Problem description: Every line below that has the word "true" counts once; report how many lines that makes, with no other words.

[Data — start]

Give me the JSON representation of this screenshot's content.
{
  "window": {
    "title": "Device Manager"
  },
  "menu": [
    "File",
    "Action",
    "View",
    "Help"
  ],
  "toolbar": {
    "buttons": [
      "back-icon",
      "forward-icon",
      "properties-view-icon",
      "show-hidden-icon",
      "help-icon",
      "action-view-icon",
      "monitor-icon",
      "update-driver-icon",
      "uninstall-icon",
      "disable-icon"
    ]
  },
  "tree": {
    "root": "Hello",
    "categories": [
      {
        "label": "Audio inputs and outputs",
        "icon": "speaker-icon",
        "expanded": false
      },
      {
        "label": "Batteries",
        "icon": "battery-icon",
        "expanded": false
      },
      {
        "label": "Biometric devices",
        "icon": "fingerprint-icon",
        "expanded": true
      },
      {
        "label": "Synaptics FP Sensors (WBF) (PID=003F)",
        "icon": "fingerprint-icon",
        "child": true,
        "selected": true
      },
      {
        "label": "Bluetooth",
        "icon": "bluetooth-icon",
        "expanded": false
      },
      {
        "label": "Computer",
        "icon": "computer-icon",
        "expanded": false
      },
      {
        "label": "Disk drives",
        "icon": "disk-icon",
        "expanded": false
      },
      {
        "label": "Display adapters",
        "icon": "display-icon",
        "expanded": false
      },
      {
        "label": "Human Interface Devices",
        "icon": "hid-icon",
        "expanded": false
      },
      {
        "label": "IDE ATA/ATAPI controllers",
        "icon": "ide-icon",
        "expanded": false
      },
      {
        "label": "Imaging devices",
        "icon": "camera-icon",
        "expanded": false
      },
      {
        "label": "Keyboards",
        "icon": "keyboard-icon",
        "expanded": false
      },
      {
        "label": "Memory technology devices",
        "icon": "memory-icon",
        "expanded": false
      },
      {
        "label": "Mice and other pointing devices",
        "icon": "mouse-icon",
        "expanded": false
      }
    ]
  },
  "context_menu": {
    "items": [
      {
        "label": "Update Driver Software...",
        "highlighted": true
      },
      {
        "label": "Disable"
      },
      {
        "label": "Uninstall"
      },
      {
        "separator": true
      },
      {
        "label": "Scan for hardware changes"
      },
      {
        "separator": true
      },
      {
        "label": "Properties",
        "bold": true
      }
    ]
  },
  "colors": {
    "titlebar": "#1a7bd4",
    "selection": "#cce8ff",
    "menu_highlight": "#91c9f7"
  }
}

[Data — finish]

Solution for this task: 7